Given records START
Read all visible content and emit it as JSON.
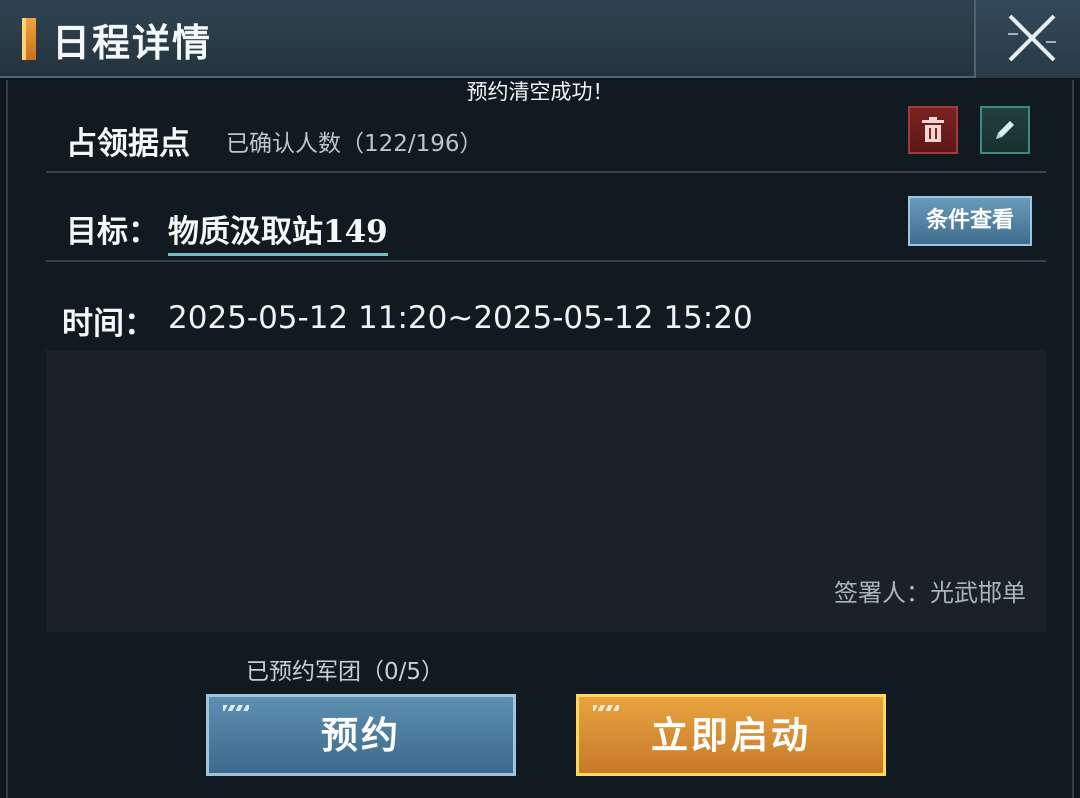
{
  "header": {
    "title": "日程详情"
  },
  "toast": "预约清空成功！",
  "event": {
    "name": "占领据点",
    "confirmed": "已确认人数（122/196）"
  },
  "target": {
    "label": "目标：",
    "value": "物质汲取站149",
    "button": "条件查看"
  },
  "time": {
    "label": "时间：",
    "value": "2025-05-12 11:20~2025-05-12 15:20"
  },
  "signer": "签署人：光武邯单",
  "reserved": "已预约军团（0/5）",
  "buttons": {
    "book": "预约",
    "start": "立即启动"
  },
  "icons": [
    "bracket-accent-icon",
    "close-icon",
    "trash-icon",
    "pencil-icon"
  ],
  "colors": {
    "delete": "#7b2222",
    "edit": "#22403d",
    "book": "#4a7c9e",
    "start": "#e09a3c"
  }
}
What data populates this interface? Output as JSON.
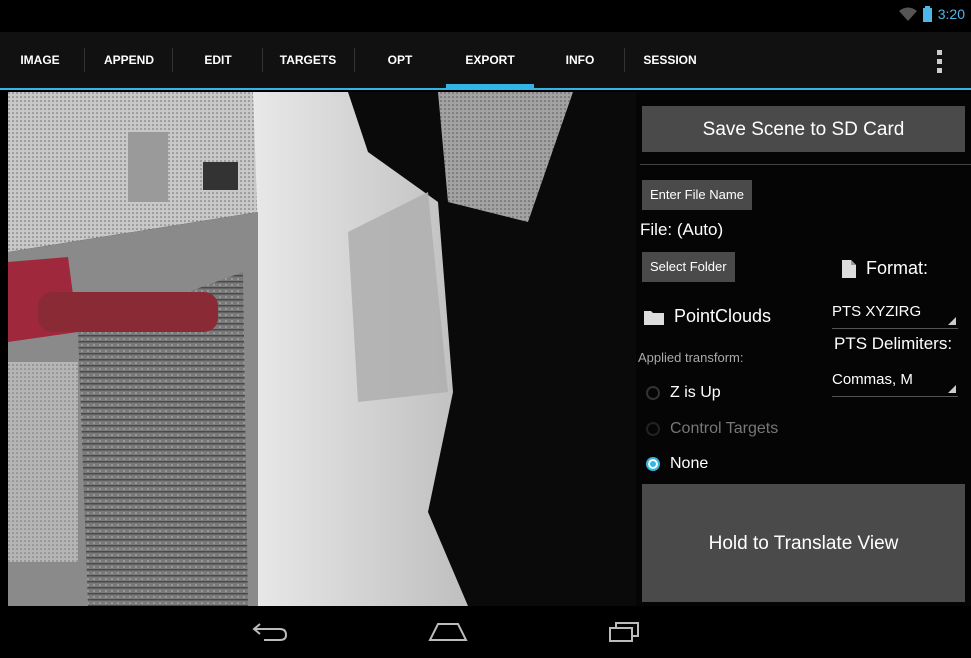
{
  "status": {
    "time": "3:20"
  },
  "tabs": [
    {
      "label": "IMAGE"
    },
    {
      "label": "APPEND"
    },
    {
      "label": "EDIT"
    },
    {
      "label": "TARGETS"
    },
    {
      "label": "OPT"
    },
    {
      "label": "EXPORT",
      "active": true
    },
    {
      "label": "INFO"
    },
    {
      "label": "SESSION"
    }
  ],
  "panel": {
    "save_label": "Save Scene to SD Card",
    "enter_file_name_label": "Enter File Name",
    "file_text": "File: (Auto)",
    "select_folder_label": "Select Folder",
    "format_label": "Format:",
    "folder_name": "PointClouds",
    "format_value": "PTS XYZIRG",
    "applied_transform_label": "Applied transform:",
    "delimiters_label": "PTS Delimiters:",
    "delimiters_value": "Commas, M",
    "radio_options": [
      {
        "label": "Z is Up",
        "selected": false,
        "enabled": true
      },
      {
        "label": "Control Targets",
        "selected": false,
        "enabled": false
      },
      {
        "label": "None",
        "selected": true,
        "enabled": true
      }
    ],
    "hold_label": "Hold to Translate View"
  },
  "colors": {
    "accent": "#33b5e5",
    "button": "#4a4a4a"
  },
  "icons": [
    "wifi-icon",
    "battery-icon",
    "overflow-menu-icon",
    "document-icon",
    "folder-icon",
    "back-icon",
    "home-icon",
    "recents-icon"
  ]
}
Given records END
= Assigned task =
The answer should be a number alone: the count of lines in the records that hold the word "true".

= Output below =
4